Official Country Name:Republic of Uganda
Region:East and Southern Africa
Religious Demographics:Christian ±84%, Evangelical ±37%, Muslim ±9%, Ethnoreligious ±5%
Number of Evangelicals
A History of Violence now Speaks to the Peace of the Gospel
Uganda, a small landlocked country in central Africa, has a unique religious history when compared to its neighboring African countries. Uganda did not hear the gospel until almost a century after English missionaries arrived in Africa. The late 1870s saw a wave of Christianity that soon began to rival the already spreading dominant religion of Islam. Not soon after, the country swa great religious strife between Muslims and various Christian denominations that ultimately resulted in multiple years of war. Source: Uganda religious freedom Though wars are long over, the country still experiences tensions between Christianity and Islam, which can be seen through social hostilities and undertones.

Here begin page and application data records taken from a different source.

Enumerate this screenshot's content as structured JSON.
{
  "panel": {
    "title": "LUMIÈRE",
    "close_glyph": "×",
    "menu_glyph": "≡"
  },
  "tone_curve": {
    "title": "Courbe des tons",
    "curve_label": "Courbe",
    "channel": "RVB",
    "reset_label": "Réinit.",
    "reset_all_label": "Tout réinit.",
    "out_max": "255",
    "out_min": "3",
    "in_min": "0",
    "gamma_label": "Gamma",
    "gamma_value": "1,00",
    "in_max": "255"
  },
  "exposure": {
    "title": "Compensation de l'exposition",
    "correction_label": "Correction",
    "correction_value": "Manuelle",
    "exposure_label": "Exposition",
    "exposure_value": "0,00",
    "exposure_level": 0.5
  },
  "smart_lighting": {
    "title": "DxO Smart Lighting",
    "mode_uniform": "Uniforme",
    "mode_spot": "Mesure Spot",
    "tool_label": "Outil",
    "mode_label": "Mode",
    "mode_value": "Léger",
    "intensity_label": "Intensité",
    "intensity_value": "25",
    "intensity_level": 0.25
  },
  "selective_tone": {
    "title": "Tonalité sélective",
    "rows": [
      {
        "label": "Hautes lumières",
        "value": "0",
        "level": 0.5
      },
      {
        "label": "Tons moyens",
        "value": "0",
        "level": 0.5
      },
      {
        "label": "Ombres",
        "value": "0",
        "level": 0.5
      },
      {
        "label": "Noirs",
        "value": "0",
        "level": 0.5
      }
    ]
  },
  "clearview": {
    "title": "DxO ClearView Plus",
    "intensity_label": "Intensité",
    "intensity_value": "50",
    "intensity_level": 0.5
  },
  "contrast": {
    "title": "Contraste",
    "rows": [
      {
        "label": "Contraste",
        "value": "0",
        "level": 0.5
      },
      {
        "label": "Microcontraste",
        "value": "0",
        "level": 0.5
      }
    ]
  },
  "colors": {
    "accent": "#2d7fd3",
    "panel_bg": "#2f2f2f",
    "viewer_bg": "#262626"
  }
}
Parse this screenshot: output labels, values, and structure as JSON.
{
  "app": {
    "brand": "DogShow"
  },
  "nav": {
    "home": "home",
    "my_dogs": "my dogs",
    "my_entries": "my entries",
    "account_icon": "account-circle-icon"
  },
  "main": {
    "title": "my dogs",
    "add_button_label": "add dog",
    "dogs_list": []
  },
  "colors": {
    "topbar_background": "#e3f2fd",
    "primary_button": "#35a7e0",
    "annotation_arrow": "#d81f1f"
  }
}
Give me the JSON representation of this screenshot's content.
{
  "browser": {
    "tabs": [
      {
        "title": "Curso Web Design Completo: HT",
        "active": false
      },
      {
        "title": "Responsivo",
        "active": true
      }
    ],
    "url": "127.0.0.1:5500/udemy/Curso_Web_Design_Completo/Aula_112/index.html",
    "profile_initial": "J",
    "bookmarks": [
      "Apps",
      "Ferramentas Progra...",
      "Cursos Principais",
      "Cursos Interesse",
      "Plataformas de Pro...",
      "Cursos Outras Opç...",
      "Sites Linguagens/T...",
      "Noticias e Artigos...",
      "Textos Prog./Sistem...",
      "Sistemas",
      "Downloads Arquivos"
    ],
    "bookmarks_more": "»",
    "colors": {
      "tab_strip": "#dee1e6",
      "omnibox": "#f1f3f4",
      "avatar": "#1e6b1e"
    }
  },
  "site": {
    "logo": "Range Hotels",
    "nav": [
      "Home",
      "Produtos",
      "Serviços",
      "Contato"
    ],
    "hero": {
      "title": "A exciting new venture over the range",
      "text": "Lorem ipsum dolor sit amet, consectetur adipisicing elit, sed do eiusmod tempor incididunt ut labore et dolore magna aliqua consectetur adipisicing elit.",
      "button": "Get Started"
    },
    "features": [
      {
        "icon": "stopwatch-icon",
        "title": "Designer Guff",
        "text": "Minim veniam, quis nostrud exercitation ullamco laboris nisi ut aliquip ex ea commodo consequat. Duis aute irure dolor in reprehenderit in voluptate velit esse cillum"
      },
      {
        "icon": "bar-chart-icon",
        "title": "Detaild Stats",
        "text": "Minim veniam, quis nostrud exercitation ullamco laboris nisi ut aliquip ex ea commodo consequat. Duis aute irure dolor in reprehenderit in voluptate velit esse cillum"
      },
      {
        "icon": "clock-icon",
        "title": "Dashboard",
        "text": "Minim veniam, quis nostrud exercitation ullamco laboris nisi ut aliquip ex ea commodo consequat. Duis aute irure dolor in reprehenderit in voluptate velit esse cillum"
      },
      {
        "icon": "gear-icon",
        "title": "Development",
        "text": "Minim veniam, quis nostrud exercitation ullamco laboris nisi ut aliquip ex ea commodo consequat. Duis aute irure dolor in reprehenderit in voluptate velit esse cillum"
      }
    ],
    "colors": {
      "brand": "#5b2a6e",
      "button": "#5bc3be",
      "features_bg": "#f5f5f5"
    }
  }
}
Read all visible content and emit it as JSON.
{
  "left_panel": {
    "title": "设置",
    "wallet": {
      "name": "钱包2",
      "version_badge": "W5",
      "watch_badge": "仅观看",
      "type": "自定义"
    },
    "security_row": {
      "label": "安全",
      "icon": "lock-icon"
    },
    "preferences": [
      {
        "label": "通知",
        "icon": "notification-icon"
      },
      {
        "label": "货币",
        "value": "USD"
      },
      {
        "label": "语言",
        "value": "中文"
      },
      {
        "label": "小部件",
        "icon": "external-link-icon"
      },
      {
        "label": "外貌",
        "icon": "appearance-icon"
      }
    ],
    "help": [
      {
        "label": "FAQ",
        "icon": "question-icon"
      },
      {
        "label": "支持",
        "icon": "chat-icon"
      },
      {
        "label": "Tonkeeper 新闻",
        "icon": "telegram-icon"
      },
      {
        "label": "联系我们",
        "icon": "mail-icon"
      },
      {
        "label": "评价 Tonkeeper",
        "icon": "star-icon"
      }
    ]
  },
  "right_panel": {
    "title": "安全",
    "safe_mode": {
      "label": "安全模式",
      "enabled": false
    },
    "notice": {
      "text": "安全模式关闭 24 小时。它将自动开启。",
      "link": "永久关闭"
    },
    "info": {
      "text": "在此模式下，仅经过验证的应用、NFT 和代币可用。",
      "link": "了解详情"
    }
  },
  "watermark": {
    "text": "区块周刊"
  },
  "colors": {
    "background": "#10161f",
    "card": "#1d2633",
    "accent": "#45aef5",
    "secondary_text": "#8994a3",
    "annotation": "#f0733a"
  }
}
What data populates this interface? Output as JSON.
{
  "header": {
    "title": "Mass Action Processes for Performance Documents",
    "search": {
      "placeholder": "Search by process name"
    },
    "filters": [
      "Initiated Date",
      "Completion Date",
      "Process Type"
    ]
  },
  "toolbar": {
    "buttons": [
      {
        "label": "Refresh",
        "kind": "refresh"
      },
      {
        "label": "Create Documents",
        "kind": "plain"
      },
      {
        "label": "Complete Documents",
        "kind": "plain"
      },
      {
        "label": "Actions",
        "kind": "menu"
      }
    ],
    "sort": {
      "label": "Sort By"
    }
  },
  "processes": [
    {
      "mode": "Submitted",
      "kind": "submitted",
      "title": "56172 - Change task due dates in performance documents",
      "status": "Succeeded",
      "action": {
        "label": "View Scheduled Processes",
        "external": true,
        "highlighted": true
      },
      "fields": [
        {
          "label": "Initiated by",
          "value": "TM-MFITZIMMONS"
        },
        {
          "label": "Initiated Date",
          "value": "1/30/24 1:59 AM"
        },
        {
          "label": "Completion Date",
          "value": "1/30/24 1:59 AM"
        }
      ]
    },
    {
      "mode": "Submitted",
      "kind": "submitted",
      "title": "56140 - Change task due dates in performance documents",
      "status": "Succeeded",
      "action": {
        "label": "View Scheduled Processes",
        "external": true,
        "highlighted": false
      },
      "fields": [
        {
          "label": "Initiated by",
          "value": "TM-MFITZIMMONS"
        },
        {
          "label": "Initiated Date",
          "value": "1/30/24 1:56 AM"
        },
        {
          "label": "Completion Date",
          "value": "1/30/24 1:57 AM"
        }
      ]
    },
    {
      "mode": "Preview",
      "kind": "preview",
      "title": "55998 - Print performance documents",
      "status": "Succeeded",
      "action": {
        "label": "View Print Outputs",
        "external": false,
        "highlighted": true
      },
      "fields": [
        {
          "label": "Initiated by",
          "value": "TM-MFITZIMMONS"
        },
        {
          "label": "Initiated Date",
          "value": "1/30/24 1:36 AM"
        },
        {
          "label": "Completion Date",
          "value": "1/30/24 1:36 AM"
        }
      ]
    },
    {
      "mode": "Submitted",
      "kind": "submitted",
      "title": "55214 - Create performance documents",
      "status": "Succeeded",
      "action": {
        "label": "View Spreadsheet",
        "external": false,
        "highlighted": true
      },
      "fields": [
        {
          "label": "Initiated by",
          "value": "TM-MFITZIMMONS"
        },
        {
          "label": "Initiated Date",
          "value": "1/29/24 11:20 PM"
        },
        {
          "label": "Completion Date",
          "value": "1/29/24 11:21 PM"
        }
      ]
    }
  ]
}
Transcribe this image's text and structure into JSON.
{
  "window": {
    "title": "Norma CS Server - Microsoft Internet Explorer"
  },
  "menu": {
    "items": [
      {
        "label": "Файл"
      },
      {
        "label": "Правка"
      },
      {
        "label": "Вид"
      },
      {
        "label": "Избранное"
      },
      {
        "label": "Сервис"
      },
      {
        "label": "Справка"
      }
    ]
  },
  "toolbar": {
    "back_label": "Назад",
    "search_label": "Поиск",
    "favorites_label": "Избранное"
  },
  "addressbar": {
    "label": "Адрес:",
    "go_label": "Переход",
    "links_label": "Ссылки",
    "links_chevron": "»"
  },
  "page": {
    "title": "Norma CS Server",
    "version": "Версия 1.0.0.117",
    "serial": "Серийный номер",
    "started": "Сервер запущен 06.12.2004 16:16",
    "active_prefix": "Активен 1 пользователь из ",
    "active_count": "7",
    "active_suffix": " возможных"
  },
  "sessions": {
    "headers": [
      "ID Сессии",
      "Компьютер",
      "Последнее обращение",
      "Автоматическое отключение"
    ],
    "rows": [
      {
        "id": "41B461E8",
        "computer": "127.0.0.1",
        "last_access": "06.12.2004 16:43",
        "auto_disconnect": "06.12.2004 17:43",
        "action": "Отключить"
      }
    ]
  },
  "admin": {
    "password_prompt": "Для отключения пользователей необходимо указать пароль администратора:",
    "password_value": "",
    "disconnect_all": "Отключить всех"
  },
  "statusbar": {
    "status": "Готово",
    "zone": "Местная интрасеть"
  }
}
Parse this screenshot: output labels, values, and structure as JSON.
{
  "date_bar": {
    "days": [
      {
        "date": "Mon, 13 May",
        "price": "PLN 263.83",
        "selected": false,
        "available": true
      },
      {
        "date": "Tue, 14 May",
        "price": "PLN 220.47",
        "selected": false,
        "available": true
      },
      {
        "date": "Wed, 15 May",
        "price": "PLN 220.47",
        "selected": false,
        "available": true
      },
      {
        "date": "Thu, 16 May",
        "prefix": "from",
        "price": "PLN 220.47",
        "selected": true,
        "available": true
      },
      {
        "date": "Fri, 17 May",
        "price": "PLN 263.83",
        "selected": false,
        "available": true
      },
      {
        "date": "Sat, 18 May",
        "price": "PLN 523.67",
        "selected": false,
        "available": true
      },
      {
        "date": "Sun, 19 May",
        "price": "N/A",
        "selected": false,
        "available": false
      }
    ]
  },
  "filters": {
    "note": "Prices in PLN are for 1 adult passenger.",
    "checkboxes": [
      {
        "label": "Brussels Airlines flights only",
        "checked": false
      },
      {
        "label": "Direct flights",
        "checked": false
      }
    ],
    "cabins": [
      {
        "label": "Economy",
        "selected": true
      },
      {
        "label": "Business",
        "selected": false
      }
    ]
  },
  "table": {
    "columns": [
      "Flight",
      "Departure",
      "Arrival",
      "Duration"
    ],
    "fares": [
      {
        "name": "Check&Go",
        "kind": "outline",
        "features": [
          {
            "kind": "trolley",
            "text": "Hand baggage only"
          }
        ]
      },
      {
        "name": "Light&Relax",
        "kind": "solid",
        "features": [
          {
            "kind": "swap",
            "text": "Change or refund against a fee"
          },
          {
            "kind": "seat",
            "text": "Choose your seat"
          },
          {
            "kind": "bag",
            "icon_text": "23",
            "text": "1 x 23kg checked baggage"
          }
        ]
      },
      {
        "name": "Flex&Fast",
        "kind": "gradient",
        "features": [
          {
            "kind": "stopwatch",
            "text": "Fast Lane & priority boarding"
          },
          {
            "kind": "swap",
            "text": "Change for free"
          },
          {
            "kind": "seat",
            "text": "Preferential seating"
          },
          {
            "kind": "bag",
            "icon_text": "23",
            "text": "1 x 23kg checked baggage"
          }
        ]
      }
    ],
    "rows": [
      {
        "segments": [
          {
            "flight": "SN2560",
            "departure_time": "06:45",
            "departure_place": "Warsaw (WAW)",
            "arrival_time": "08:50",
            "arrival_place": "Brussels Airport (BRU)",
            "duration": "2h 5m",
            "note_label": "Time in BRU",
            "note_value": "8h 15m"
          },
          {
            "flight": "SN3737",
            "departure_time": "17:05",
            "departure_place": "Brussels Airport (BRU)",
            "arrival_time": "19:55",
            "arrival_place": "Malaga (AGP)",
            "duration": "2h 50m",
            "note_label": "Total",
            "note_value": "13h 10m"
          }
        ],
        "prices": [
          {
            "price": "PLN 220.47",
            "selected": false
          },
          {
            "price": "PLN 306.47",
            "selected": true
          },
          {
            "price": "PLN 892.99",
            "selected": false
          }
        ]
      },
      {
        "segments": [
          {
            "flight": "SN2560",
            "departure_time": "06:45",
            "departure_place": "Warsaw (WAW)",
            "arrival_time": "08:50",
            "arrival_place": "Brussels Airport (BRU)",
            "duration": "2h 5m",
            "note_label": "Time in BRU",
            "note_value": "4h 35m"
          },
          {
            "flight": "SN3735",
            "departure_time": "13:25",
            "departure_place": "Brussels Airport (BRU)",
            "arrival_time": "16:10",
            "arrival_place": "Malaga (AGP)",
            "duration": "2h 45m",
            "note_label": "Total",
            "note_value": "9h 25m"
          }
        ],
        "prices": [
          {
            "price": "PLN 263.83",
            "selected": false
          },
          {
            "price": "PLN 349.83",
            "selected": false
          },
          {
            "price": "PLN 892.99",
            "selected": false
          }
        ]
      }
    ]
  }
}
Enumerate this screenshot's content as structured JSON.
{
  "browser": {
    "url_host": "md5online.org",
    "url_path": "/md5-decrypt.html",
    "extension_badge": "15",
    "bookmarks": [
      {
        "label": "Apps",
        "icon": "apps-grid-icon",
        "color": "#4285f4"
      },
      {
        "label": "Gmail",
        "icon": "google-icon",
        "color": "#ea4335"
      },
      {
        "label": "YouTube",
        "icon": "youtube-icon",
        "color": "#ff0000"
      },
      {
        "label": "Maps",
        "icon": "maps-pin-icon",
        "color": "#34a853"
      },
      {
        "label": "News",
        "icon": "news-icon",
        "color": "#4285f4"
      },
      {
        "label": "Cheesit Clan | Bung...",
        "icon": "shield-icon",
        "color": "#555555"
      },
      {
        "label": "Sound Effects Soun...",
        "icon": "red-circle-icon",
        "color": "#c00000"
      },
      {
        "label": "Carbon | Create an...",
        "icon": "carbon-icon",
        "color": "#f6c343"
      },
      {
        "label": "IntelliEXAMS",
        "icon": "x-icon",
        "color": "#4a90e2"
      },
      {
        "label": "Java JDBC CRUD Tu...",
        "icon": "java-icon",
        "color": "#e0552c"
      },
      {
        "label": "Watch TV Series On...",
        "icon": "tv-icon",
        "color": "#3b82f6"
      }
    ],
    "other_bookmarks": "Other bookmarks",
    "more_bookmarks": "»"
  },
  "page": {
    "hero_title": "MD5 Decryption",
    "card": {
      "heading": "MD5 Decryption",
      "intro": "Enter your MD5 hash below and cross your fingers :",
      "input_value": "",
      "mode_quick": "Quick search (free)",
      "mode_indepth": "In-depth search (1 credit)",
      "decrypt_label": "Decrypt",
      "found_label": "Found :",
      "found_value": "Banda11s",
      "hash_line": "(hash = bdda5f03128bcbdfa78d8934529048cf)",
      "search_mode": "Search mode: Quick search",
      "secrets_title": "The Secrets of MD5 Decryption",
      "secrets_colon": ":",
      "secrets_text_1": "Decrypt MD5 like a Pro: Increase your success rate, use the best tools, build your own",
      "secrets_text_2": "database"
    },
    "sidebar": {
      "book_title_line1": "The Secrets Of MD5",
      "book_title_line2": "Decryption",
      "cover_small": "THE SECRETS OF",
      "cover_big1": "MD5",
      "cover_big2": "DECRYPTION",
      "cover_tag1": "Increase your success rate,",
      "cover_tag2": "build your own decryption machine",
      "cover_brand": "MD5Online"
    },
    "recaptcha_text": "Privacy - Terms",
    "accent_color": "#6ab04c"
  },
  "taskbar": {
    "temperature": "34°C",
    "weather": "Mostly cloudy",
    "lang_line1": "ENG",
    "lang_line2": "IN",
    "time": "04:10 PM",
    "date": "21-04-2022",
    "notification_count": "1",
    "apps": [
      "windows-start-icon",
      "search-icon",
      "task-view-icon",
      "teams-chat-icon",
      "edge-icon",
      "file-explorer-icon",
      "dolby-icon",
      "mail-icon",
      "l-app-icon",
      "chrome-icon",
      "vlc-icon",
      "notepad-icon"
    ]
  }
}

Today, Uganda is united to its neighbors, Kenya and Tanzania by their shared language of Swahili and rich cultural similarities. The nation is 84% Christian, most of that percentage being Catholics, as protestant evangelicals only make up 37% of the population.
The Ugandan constitution states that the nation is religiously free, and citizens are welcome to worship as they see fit. Though many religious groups are able to coexist in harmony, the nation is ranked moderately for safety and security and sees social hostilities between Christians and Muslims.
The nation ranks low in Legatum Prosperity Index, with a score of 133 out of 167. However, though the nation's prosperity is low, their scores have stayed very stable over the past decade. Their extreme poverty and lack of resources mean that the church must rely on the Providence of God to protect and provide for their needs, especially in situations of social hostilities and safety threats. When considering all of these things, we Praise God for the work He has done and will do in Uganda. We rank their mobilization potential as moderate.